While not every track on the album is disco, every song will make you dance. The first time I heard this album, I immediately tracked it down on vinyl, and spun it at my next dj gig. This album is most definitely best administered in like-minded company and with generous doses of cold, alcoholic beverages.

Sunday, May 2, 2010

Album Review: El Existential-Grupo Fantasma

El Existential, the new album from Grupo Fantasma out May 11, 2010 on National Geographic Records, is an energetic, free-flowing, collection of songs that blend a diverse array of elements and sounds. Following their Grammy-nominated third album Sonidos Gold (2008), Grupo Fantasma has made a name for themselves for their ability to combine Latin musical styles with psychedelic rock and funk elements to forge a trademark style all their own. El Existential exemplifies that style from start to finish.

The range on this album is truly impressive. They go from downtempo Cumbia to hard driving rock from song to song. Certain songs like Realizando, the album’s first track, emphasize the psychedelic funk aesthetic, which fosters an interesting mix with the accompanying more traditional-Latin sounding horns, vocals and percussion. The band’s horn section really makes it presence felt throughout the album. The multi-layered rhythm section provides a vibrant backdrop over which the horns resound.

El Exisential was recorded in the band’s home studio in Austin. GP purposely avoided the corporate studio route to immerse themselves in a collectively occupied homestead, so they could create communally in a non-corporate, domestic atmosphere engineered to foster collaboration and experimentation. You can hear the homemade, analog production quality when you listen to the album. Similar to Daptone Records’ signature sound, the soul and character comes across through the speakers.

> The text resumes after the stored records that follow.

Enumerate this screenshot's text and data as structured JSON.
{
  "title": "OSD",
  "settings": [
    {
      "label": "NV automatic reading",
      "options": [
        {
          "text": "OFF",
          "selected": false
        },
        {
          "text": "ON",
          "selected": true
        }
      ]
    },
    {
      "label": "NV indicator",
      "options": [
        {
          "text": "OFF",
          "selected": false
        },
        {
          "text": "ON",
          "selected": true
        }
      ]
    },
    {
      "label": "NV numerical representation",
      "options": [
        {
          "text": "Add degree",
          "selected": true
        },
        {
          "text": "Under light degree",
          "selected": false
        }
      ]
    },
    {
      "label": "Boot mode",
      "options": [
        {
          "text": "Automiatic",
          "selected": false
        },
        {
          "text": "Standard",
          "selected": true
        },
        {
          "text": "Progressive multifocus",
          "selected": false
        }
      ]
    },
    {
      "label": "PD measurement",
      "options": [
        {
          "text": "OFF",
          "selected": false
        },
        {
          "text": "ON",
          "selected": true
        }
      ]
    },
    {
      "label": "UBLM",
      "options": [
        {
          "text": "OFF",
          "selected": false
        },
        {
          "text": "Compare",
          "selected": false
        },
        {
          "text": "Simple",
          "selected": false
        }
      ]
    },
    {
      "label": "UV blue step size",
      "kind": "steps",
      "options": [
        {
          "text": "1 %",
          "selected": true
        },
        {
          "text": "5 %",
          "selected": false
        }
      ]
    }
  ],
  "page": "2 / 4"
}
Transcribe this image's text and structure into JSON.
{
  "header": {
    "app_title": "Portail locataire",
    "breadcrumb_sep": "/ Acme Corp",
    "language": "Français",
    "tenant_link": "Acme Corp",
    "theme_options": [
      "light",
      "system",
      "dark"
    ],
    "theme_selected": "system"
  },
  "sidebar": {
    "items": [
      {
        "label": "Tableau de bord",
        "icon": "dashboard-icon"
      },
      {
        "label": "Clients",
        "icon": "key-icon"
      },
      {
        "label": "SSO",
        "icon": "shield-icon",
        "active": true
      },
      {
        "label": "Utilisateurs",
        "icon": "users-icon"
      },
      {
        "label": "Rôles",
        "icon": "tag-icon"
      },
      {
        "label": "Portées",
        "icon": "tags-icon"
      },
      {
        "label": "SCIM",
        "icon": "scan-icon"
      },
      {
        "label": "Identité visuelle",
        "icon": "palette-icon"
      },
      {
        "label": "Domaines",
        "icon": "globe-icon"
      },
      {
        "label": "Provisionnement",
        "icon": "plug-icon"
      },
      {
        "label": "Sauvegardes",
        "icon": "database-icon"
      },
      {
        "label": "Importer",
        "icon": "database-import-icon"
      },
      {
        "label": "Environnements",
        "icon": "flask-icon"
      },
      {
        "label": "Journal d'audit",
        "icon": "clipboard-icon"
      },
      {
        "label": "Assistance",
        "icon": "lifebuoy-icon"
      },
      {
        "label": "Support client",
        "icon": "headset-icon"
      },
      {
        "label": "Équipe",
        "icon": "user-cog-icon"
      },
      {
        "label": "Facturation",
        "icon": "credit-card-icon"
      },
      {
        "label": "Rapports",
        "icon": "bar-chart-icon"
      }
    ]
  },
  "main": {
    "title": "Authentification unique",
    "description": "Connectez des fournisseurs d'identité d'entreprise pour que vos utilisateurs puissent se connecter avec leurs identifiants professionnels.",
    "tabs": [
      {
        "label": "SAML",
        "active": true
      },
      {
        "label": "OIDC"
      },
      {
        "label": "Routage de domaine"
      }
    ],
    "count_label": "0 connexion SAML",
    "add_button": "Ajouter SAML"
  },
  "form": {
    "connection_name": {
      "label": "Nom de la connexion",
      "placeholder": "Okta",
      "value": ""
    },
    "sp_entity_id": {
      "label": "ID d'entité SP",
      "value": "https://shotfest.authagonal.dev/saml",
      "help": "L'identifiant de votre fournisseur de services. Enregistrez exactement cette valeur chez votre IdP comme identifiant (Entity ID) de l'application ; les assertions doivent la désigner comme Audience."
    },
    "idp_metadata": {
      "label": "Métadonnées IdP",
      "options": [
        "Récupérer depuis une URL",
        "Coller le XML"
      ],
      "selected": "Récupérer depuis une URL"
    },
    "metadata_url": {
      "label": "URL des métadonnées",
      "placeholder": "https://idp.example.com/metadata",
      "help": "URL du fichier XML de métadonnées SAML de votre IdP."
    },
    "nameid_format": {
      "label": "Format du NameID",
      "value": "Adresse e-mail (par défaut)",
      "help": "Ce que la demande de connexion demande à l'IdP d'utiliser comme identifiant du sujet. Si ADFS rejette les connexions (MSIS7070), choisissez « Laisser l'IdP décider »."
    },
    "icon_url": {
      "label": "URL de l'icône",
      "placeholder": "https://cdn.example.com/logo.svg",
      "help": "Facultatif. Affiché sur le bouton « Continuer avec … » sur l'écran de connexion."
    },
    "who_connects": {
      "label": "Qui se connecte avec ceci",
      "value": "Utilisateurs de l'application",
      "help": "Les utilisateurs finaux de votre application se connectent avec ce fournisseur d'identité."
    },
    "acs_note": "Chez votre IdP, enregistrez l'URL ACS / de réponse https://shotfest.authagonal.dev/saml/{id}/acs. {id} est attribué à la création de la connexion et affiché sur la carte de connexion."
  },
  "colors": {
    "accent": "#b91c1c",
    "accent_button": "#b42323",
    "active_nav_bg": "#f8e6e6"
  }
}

This album was my introduction to Grupo Fantasma, and it made a great first impression. The album drops in a little over a week, definitely check it out.